You’ve done weeks of monitoring, calculation, and testing, and now you’ve got to explain your work to people who have been (for the most part) blissfully ignorant of your efforts and struggles. There is the natural tendency to show the detail and talk at length about how hard you worked. Don’t do that.
It takes an incredible amount of ingenuity, work, skill, and craftsmanship to lift a raw diamond out of the Earth and craft it into a sparkling gem. The same is true of your work on this performance project. In both cases, the end product is prized for its clarity. That clarity comes from the internal structure, the lack of flaws, and the raw material you discarded. When writing and presenting be a minimalist.
You will be presenting to people who have natural limits. Most people, as a rule, are not that good at holding several numbers in their head simultaneously. People also have a finite ability to give a damn about what you are saying. When you exceed that limit, they stop listening, even if you are explaining how to make perfect $20 bills on a laser printer. What follows are some goals to strive for when crafting a presentation.
Eliminate anything extraneous, as every new thing takes energy to understand. For example, your system might have 15 tuning parameters, but when only three of them matter to this question, put the rest of them (if you include them at all) in an appendix. This gets them out of the main flow of your presentation, and yet it shows you did your due diligence.
Make sure that each point you make requires your audience to remember no more than two numbers at the same time. Having a nicely designed table of numbers is fine, as no memorization is required.
Use consistent terms and introduce the least number of new terms possible. Call a “dog” a “dog” all the way though your presentation.
Since graphs are a key element of most performance presentations, do your audience a favor and label your graphs consistently. Put a title and a legend on each graph, and put them in the same place. Label the X and Y axis. Strive to use a common unit (bits vs. bytes) in all your graphs. Use consistent colors so they quickly learn, for example, that the metered values are always blue, the projected values are always red, and the theoretical limit line is always black.
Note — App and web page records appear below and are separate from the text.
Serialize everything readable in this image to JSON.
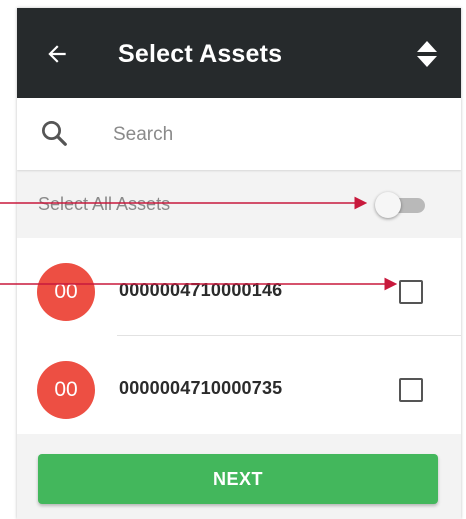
{
  "header": {
    "title": "Select Assets",
    "back_icon": "arrow-left-icon",
    "sort_icon": "sort-icon"
  },
  "search": {
    "placeholder": "Search",
    "value": "",
    "icon": "search-icon"
  },
  "select_all": {
    "label": "Select All Assets",
    "enabled": false
  },
  "assets": [
    {
      "avatar_text": "00",
      "id": "0000004710000146",
      "checked": false
    },
    {
      "avatar_text": "00",
      "id": "0000004710000735",
      "checked": false
    }
  ],
  "footer": {
    "next_label": "NEXT"
  },
  "colors": {
    "header_bg": "#262a2c",
    "avatar": "#ed4f43",
    "next_button": "#43b75c",
    "annotation_line": "#c8193c"
  }
}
Lastly, establish a pattern in your presentation so people know what to expect. For example, imagine you had capacity planned the performance of a key computer at a future peak. In your presentation, for each subsystem of that computer, show where you are now, then show the projected peak, then state if this will be a problem, and lastly describe any proposed changes to work around the problem. People like a repeating pattern of information in a presentation. They find this comforting and an aid to overall understanding.
The Invisible Presentation
If your audience has trouble seeing what you are presenting, then it is harder for them to understand your wisdom.
Use a big font (24-30 point), that is easy to read (no funky fonts), and has high contrast (black letters on a white background). Save the small fonts for your written summary, and avoid colored fonts on a colored background like the plague.
In most meetings a significant part of the audience can’t see the bottom 25% of your slide due to the people in front of them. Put the good stuff at the top of the slide. Reserve the bottom for things that are less important to the question at hand, like the page number or the snazzy corporate artwork.
Depending on where you live, seven to nine percent of men and 0.4% of women are red/green colorblind, be sure not to make these the two the most critical colors on your graphs. Also, everyone is colorblind when looking at a black and white printed copy of your presentation.